Emergency rooms are weird places at four a.m.. The television is on at full blast: you can learn how to lose twenty pounds in one day, though they don't mean by bleeding to death. Maintenance people hover around, not maintaining much except the vending machines for fifty-year old coffee. And on the benches lie pain, curled up, vomiting, hoping for some answers. As I wasn't very high in the pecking order of horrors I had time to listen and observe. One woman had a headache that never went away. She had been installing wall-to-wall carpeting for years, and feared that the glues she had used had caused this ache in her head. Her employer had fired her for taking too many days off from work. She had finally too much pain this Saturday morning at four o'clock, and she was waiting for some relief. I so hope she found it.

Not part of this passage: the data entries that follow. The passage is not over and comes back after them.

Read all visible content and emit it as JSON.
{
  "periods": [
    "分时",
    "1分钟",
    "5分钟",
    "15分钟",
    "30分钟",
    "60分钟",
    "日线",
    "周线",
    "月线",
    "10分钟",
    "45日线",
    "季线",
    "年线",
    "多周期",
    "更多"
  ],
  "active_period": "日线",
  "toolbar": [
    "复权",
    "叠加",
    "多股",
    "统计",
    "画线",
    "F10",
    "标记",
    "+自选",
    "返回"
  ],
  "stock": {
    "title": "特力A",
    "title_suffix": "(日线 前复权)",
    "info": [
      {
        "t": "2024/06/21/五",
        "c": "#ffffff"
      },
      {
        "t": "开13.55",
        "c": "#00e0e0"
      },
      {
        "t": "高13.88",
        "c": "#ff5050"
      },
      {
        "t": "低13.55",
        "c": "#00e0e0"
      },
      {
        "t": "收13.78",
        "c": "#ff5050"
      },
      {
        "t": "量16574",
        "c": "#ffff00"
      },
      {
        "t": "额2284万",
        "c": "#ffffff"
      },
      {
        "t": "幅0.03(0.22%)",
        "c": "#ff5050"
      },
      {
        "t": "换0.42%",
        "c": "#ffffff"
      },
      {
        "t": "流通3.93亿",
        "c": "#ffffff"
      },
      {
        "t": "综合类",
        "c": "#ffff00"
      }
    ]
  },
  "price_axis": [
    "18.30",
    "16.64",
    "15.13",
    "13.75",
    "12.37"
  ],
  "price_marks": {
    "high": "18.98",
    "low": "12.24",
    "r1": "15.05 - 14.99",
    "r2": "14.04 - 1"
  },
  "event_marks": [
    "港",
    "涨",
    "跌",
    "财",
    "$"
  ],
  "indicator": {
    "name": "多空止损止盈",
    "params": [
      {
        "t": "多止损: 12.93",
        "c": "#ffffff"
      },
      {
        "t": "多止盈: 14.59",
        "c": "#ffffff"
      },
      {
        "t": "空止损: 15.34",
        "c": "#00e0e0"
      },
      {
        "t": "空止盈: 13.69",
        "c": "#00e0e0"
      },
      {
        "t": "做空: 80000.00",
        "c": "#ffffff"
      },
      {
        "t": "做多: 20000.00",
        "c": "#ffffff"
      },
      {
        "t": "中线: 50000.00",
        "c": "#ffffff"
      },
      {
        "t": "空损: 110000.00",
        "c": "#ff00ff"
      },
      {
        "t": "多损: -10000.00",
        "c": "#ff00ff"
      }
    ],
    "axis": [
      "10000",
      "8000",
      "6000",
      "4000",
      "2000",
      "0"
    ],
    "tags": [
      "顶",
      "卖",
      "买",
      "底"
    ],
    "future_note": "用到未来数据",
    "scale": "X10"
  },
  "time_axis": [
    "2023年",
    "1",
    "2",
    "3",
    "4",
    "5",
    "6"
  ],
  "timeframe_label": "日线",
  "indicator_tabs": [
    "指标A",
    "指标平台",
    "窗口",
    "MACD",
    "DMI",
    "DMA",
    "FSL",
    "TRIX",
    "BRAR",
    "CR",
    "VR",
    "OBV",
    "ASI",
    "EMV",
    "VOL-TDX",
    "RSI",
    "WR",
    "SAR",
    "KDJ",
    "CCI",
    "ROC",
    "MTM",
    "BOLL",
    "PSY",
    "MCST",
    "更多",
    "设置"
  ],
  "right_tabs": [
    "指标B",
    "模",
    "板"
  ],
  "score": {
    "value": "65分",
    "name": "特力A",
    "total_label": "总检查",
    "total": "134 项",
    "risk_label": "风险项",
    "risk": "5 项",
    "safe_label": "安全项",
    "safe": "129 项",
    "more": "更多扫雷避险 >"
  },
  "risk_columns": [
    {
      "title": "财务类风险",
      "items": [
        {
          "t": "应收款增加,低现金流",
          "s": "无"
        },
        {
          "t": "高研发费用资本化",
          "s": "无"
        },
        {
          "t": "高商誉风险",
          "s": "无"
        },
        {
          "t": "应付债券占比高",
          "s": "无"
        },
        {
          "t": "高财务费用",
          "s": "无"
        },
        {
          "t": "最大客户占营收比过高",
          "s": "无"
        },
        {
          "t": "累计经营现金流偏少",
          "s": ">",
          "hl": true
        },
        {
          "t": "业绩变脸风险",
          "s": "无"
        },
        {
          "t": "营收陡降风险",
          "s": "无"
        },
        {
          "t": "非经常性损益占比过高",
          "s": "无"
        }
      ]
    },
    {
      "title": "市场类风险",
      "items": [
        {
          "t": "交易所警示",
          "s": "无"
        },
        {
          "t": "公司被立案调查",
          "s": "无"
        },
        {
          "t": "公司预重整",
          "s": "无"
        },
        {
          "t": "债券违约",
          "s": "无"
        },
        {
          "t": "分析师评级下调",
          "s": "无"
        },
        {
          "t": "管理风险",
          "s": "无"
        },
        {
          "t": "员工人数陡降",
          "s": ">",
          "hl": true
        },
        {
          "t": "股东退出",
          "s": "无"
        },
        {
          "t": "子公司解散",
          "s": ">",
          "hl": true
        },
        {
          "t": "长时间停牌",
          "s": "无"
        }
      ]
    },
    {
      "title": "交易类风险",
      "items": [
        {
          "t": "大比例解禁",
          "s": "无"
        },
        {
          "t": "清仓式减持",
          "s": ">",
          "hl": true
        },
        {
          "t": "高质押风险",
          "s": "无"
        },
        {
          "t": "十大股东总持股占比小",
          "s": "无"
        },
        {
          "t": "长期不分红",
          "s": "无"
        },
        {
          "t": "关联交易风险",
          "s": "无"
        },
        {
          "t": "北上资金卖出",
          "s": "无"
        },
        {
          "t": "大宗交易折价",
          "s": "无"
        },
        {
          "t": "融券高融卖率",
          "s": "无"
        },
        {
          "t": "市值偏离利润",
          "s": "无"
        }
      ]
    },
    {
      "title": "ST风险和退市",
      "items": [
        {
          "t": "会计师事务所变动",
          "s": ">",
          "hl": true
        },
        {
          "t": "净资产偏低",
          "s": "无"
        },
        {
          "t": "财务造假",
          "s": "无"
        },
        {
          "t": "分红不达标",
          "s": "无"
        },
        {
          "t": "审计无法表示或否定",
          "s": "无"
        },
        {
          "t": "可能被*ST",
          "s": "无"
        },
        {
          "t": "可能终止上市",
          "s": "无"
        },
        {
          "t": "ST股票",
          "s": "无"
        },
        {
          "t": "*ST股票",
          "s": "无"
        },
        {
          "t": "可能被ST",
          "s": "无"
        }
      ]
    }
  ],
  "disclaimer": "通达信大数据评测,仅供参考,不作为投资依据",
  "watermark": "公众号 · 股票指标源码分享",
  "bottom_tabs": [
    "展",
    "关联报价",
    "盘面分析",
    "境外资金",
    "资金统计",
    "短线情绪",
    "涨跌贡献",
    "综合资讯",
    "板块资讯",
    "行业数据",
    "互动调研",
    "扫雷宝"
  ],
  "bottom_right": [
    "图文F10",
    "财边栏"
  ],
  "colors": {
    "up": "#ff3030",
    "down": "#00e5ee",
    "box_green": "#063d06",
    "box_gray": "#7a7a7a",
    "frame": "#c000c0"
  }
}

Another woman had brought a toddler in, because he had fallen on some toy the previous night and was now bleeding in the mouth. Except that the bleeding had stopped, and the toddler was happily making the rounds in the waiting room. His mother tried to jump the queue by appealing to higher powers: that she was a patient of someone important in the hospital, that she (unlike the rest of us dregs of humanity waiting there) actually paid for health insurance, that the people coming in on stretchers from traffic accidents surely shouldn't be admitted before her toddler and so on. I understand the fear of a parent with a small child that might be badly hurt, but it was not nice to observe this human pecking order instinct at full swing in an emergency room. After all, some people there were very ill indeed.
Anyway, finally I was admitted and had my finger nicely stitched. Though I suggested to the physician that he should take a course in embroidery. He wanted to know all about the blanket stitch, but I couldn't show him with one hand. He couldn't understand why I felt no pain, and I didn't really want to explain about the goddess thing; my explanation about the meditation and so on was already what they were all talking about, inbetween giggles. I do think that I gave them all a small moment of joy in that place, though maybe at some cost to my reputation as a sane and responsible member of the community. I was also wearing my "Bitch" t-shirt...
I'm feeling much better now, thank you all well-wishers, and the "S" seems to be working better, too. And I only got six stitches, though they're all on one finger. What does that count in bragging rights?